- [What is needed]: Work through the data below and copy out every line where "print" is found.

- [Data to use]:
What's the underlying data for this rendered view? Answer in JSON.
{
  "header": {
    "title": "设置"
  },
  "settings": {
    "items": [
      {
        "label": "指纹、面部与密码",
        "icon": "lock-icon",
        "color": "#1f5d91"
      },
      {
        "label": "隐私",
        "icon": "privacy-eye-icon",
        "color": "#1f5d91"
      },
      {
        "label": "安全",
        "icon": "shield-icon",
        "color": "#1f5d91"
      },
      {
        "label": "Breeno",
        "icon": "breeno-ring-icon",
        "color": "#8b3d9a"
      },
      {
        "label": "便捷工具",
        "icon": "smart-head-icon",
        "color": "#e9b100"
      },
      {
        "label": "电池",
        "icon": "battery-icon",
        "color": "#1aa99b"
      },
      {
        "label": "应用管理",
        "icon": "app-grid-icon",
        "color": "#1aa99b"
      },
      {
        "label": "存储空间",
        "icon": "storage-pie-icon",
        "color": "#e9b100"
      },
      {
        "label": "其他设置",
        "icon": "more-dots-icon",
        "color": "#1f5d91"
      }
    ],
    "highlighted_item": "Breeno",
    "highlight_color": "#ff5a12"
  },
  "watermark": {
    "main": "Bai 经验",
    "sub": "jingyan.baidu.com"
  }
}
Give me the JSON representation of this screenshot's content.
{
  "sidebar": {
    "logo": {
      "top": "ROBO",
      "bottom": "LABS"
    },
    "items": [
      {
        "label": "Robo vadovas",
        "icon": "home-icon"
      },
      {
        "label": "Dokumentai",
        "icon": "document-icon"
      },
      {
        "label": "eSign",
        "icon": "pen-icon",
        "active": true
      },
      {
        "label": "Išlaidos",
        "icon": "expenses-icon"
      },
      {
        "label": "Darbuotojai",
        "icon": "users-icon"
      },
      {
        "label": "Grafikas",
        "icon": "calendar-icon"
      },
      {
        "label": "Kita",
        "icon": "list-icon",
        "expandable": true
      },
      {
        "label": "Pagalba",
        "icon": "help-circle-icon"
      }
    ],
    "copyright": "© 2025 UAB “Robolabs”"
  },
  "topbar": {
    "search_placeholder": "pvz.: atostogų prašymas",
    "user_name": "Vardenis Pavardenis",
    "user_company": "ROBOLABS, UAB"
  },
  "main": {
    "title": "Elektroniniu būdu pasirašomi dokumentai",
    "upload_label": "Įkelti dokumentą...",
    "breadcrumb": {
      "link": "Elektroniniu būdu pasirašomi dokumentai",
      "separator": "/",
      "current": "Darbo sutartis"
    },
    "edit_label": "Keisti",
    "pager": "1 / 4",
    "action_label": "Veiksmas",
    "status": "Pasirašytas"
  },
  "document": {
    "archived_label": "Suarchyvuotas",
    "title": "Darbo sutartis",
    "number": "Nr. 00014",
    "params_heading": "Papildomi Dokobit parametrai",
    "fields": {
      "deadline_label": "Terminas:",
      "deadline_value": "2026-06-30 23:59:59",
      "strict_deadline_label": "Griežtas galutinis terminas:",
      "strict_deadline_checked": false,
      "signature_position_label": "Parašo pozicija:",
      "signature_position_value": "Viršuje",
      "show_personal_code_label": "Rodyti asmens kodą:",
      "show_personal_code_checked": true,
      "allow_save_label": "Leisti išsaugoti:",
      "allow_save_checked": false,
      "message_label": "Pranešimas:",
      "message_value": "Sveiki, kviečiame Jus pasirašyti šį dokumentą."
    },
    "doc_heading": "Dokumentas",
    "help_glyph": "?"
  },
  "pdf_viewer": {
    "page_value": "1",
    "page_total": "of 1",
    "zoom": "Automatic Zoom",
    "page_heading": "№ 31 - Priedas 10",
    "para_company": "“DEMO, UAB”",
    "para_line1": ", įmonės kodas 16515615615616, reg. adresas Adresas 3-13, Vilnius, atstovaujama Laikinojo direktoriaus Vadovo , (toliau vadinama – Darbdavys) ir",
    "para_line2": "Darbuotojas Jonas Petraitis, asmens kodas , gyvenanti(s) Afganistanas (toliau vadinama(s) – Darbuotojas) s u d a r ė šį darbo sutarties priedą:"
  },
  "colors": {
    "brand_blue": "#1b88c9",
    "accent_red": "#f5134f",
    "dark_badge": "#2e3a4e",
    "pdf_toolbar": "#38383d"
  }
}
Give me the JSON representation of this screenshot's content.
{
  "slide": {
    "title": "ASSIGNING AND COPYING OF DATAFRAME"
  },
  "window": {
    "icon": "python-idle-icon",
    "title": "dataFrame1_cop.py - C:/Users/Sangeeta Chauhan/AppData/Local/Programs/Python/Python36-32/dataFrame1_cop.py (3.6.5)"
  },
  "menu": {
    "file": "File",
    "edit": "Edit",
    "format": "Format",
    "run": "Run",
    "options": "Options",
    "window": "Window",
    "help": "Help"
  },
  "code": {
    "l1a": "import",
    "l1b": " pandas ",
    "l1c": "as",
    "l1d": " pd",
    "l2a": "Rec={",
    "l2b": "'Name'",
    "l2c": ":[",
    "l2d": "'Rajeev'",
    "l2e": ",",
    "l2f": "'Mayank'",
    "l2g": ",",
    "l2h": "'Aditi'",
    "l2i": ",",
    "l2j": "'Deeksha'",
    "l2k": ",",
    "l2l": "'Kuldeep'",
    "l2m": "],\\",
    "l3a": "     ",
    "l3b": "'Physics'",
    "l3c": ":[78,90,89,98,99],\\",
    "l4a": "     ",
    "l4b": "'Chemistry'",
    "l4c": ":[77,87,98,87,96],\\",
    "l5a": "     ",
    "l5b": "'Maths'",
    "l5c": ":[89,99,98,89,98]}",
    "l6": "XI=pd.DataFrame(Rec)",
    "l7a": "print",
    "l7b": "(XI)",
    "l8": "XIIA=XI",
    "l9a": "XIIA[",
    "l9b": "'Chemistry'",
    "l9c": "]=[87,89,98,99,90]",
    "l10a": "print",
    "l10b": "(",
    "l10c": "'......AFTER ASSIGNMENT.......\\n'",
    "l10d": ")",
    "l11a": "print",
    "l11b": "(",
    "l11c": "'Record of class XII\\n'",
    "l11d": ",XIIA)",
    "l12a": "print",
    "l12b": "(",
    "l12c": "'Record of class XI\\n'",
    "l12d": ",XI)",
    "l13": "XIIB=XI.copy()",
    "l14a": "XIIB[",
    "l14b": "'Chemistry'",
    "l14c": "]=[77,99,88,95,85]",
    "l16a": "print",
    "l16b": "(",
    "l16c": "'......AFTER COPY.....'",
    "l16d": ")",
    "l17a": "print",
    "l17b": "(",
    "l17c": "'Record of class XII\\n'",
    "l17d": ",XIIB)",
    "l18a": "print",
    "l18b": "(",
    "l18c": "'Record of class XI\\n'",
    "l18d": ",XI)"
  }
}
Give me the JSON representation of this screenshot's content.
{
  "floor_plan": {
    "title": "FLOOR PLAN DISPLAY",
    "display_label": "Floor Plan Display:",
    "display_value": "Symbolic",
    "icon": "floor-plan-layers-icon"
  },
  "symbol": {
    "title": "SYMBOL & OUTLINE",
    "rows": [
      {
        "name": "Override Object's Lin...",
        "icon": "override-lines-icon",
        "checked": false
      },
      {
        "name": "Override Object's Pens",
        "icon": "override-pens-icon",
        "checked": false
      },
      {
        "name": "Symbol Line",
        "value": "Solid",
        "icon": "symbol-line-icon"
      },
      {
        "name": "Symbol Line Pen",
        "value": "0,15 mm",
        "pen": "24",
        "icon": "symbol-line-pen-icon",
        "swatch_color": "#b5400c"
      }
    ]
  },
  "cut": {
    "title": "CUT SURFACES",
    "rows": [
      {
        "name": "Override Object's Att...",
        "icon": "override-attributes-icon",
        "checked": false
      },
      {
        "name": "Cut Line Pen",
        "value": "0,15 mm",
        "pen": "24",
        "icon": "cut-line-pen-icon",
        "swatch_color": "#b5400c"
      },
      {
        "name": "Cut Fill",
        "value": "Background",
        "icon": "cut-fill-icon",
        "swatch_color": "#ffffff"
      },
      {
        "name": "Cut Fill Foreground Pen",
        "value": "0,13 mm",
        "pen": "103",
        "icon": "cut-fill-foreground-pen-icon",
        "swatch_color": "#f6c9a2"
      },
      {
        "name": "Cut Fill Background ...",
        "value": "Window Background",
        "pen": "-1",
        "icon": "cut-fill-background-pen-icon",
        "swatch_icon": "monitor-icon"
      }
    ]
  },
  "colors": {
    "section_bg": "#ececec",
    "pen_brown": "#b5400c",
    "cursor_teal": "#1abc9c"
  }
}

- [Solution]:
    "l7a": "print",
    "l10a": "print",
    "l11a": "print",
    "l12a": "print",
    "l16a": "print",
    "l17a": "print",
    "l18a": "print",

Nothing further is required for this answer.